[Dataset rows for apps and sites]

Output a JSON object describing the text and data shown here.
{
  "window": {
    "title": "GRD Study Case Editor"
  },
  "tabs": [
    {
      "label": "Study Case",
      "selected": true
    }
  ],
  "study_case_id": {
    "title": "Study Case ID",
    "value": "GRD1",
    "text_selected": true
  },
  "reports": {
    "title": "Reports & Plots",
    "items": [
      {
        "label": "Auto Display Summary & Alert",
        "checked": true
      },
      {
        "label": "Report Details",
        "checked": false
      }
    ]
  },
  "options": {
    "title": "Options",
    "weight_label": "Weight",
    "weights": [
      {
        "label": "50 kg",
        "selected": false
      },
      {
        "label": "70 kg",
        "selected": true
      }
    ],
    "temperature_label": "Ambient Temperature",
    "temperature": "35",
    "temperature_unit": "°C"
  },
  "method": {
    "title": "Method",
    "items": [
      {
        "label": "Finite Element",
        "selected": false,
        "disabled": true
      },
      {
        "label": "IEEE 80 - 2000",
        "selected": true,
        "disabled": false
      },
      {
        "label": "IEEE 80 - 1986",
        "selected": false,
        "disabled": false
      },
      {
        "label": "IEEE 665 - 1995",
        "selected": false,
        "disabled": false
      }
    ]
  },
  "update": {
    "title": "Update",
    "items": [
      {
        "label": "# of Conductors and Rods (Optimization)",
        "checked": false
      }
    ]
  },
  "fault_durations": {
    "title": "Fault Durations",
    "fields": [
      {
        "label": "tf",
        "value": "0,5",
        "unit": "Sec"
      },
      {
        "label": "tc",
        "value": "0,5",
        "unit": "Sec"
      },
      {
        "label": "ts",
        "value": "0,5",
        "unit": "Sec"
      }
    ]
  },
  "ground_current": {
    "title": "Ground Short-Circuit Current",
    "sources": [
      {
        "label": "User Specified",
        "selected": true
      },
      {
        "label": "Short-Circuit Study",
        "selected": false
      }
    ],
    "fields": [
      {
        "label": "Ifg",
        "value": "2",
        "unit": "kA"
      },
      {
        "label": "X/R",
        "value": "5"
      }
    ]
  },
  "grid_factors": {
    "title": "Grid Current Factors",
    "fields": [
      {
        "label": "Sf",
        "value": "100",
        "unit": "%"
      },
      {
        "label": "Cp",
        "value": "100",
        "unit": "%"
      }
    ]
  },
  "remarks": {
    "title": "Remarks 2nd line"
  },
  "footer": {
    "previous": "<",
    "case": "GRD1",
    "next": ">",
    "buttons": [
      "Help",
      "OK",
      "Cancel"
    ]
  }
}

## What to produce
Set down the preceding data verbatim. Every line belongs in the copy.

## Your solution
Output a JSON object describing the text and data shown here.
{
  "window": {
    "title": "GRD Study Case Editor"
  },
  "tabs": [
    {
      "label": "Study Case",
      "selected": true
    }
  ],
  "study_case_id": {
    "title": "Study Case ID",
    "value": "GRD1",
    "text_selected": true
  },
  "reports": {
    "title": "Reports & Plots",
    "items": [
      {
        "label": "Auto Display Summary & Alert",
        "checked": true
      },
      {
        "label": "Report Details",
        "checked": false
      }
    ]
  },
  "options": {
    "title": "Options",
    "weight_label": "Weight",
    "weights": [
      {
        "label": "50 kg",
        "selected": false
      },
      {
        "label": "70 kg",
        "selected": true
      }
    ],
    "temperature_label": "Ambient Temperature",
    "temperature": "35",
    "temperature_unit": "°C"
  },
  "method": {
    "title": "Method",
    "items": [
      {
        "label": "Finite Element",
        "selected": false,
        "disabled": true
      },
      {
        "label": "IEEE 80 - 2000",
        "selected": true,
        "disabled": false
      },
      {
        "label": "IEEE 80 - 1986",
        "selected": false,
        "disabled": false
      },
      {
        "label": "IEEE 665 - 1995",
        "selected": false,
        "disabled": false
      }
    ]
  },
  "update": {
    "title": "Update",
    "items": [
      {
        "label": "# of Conductors and Rods (Optimization)",
        "checked": false
      }
    ]
  },
  "fault_durations": {
    "title": "Fault Durations",
    "fields": [
      {
        "label": "tf",
        "value": "0,5",
        "unit": "Sec"
      },
      {
        "label": "tc",
        "value": "0,5",
        "unit": "Sec"
      },
      {
        "label": "ts",
        "value": "0,5",
        "unit": "Sec"
      }
    ]
  },
  "ground_current": {
    "title": "Ground Short-Circuit Current",
    "sources": [
      {
        "label": "User Specified",
        "selected": true
      },
      {
        "label": "Short-Circuit Study",
        "selected": false
      }
    ],
    "fields": [
      {
        "label": "Ifg",
        "value": "2",
        "unit": "kA"
      },
      {
        "label": "X/R",
        "value": "5"
      }
    ]
  },
  "grid_factors": {
    "title": "Grid Current Factors",
    "fields": [
      {
        "label": "Sf",
        "value": "100",
        "unit": "%"
      },
      {
        "label": "Cp",
        "value": "100",
        "unit": "%"
      }
    ]
  },
  "remarks": {
    "title": "Remarks 2nd line"
  },
  "footer": {
    "previous": "<",
    "case": "GRD1",
    "next": ">",
    "buttons": [
      "Help",
      "OK",
      "Cancel"
    ]
  }
}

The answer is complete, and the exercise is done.